Others asserted that, while the naturalness of the park is important, the sense of history should take priority. Earlier in the meeting,

Earlier in the meeting, Mauzy conceded that any redesign plans for the park have to take a wide variety of interests into account.

“There’s a historical aspect, there’s a recreational aspect, there’s environmental, ecology, and then there’s economic development,” Mauzy said. “Interestingly, the economic development part, which we had seen a little of in the comments, has [become a priority] more recently, with a lot of comments saying, ‘Hey, really, no matter what we do we should be thinking about how this park can benefit the community of Lexington in ways that extend beyond Lexington.’”
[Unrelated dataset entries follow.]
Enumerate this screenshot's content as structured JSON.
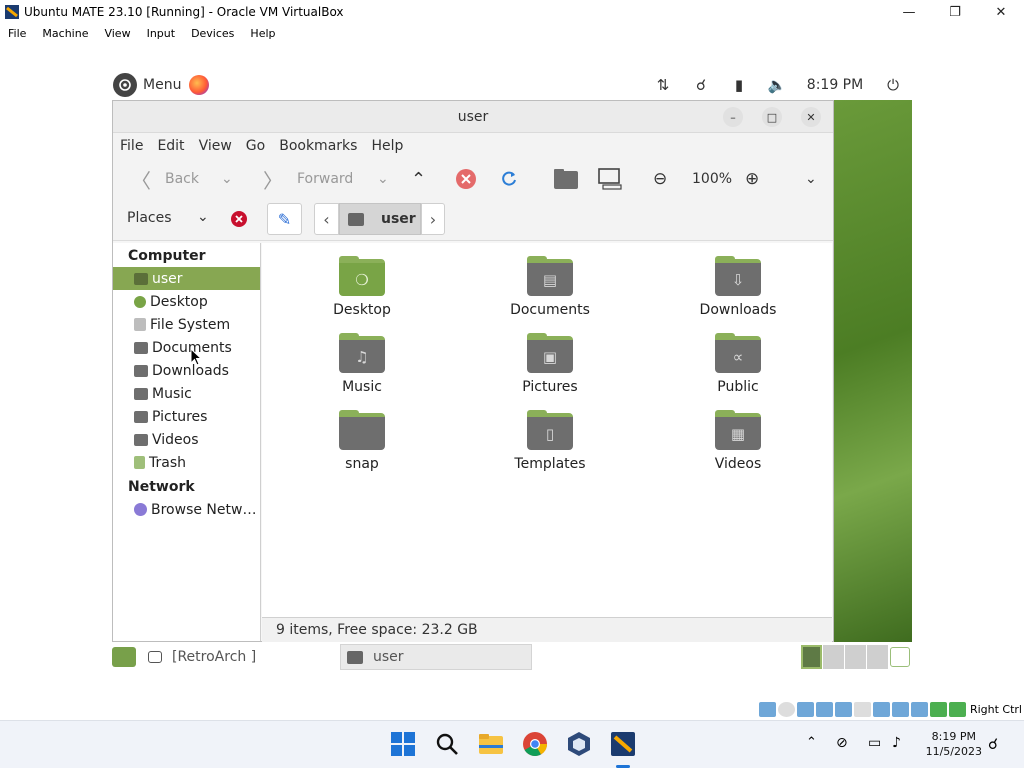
{
  "host": {
    "title": "Ubuntu MATE 23.10 [Running] - Oracle VM VirtualBox",
    "menu": [
      "File",
      "Machine",
      "View",
      "Input",
      "Devices",
      "Help"
    ],
    "status_host_key": "Right Ctrl"
  },
  "guest_panel": {
    "menu_label": "Menu",
    "clock": "8:19 PM"
  },
  "window": {
    "title": "user",
    "menu": [
      "File",
      "Edit",
      "View",
      "Go",
      "Bookmarks",
      "Help"
    ],
    "toolbar": {
      "back_label": "Back",
      "forward_label": "Forward",
      "zoom": "100%"
    },
    "places_label": "Places",
    "path_current": "user",
    "sidebar": {
      "computer_header": "Computer",
      "computer_items": [
        "user",
        "Desktop",
        "File System",
        "Documents",
        "Downloads",
        "Music",
        "Pictures",
        "Videos",
        "Trash"
      ],
      "network_header": "Network",
      "network_items": [
        "Browse Netw…"
      ]
    },
    "files": [
      "Desktop",
      "Documents",
      "Downloads",
      "Music",
      "Pictures",
      "Public",
      "snap",
      "Templates",
      "Videos"
    ],
    "status": "9 items, Free space: 23.2 GB"
  },
  "guest_bottom": {
    "task_retroarch": "[RetroArch ]",
    "task_user": "user"
  },
  "taskbar": {
    "time": "8:19 PM",
    "date": "11/5/2023"
  }
}
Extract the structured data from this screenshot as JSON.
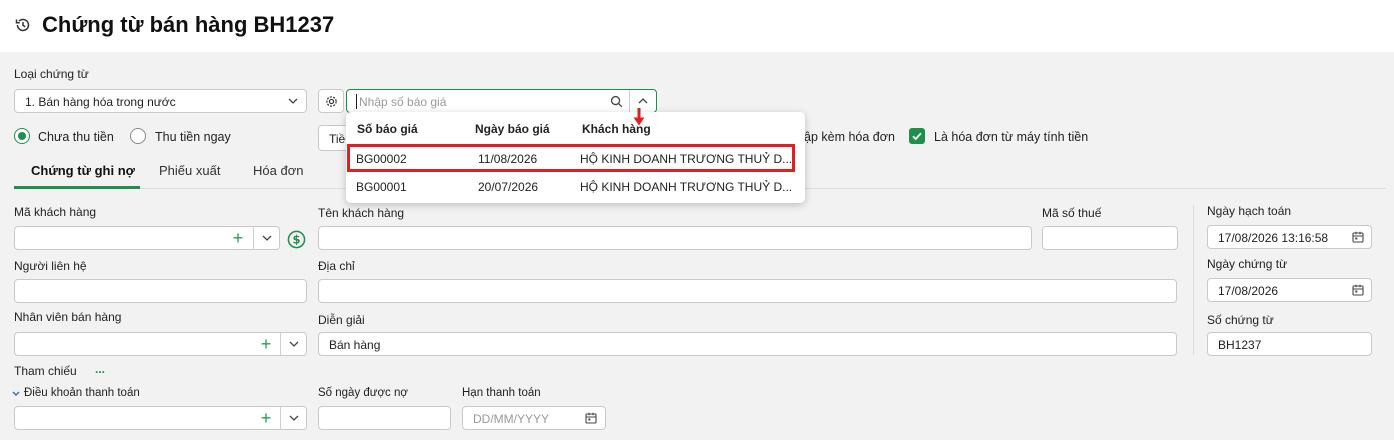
{
  "header": {
    "title": "Chứng từ bán hàng BH1237"
  },
  "voucher_type": {
    "label": "Loại chứng từ",
    "value": "1. Bán hàng hóa trong nước"
  },
  "quote_search": {
    "placeholder": "Nhập số báo giá",
    "columns": [
      "Số báo giá",
      "Ngày báo giá",
      "Khách hàng"
    ],
    "rows": [
      {
        "number": "BG00002",
        "date": "11/08/2026",
        "customer": "HỘ KINH DOANH TRƯƠNG THUỶ D..."
      },
      {
        "number": "BG00001",
        "date": "20/07/2026",
        "customer": "HỘ KINH DOANH TRƯƠNG THUỶ D..."
      }
    ]
  },
  "payment": {
    "unpaid_label": "Chưa thu tiền",
    "paid_label": "Thu tiền ngay",
    "partial_button": "Tiề",
    "invoice_option": "ập kèm hóa đơn",
    "cash_register_label": "Là hóa đơn từ máy tính tiền"
  },
  "tabs": [
    "Chứng từ ghi nợ",
    "Phiếu xuất",
    "Hóa đơn"
  ],
  "form": {
    "customer_code": "Mã khách hàng",
    "customer_name": "Tên khách hàng",
    "tax_code": "Mã số thuế",
    "contact": "Người liên hệ",
    "address": "Địa chỉ",
    "salesperson": "Nhân viên bán hàng",
    "description_label": "Diễn giải",
    "description_value": "Bán hàng",
    "reference": "Tham chiếu",
    "reference_more": "...",
    "payment_terms": "Điều khoản thanh toán",
    "credit_days": "Số ngày được nợ",
    "due_date": "Hạn thanh toán",
    "due_date_placeholder": "DD/MM/YYYY"
  },
  "right_panel": {
    "posting_date_label": "Ngày hạch toán",
    "posting_date": "17/08/2026 13:16:58",
    "voucher_date_label": "Ngày chứng từ",
    "voucher_date": "17/08/2026",
    "voucher_no_label": "Số chứng từ",
    "voucher_no": "BH1237"
  },
  "colors": {
    "accent": "#1f8f4a",
    "highlight": "#e02020"
  }
}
Smout again made the case for finding further ways to solicit input from younger people that might use the park and more broadly invest in the Rockbridge area. “There are hundreds of

“There are hundreds of places in this country, many in Virginia, where they’ve really figured out how to get the younger generation to go ride their mountain bikes and take their canoes,” Smout said. “I’ve been arguing for years, in public settings and elsewhere - that if we would realize what our resources are for outdoor recreation, you wait and see how much money that could bring to Rockbridge County, which is not going to Rockbridge County now because it’s going somewhere else.”

After the meeting had concluded, Glaeser told The News-Gazette that, while the next step would have been for LPDA to refine what it’s heard and create a final concept, now it’s going to try to get more input on the two drafts.

“We’re going to reach out to other folks, who maybe aren’t as willing to attend these types of meetings,” Glaeser said. City Council member Chuck

City Council member Chuck Smith suggested that a version of the sticker exercise be made available online, and when asked about it the next day, at a City Council meeting, Glaeser said that he thought that would be possible.

The News-Gazette

The News-Gazette Corp.
P.O. Box 1153
Lexington, VA 24450
(540) 463-3113

Email Us

Facebook Twitter

Latest articles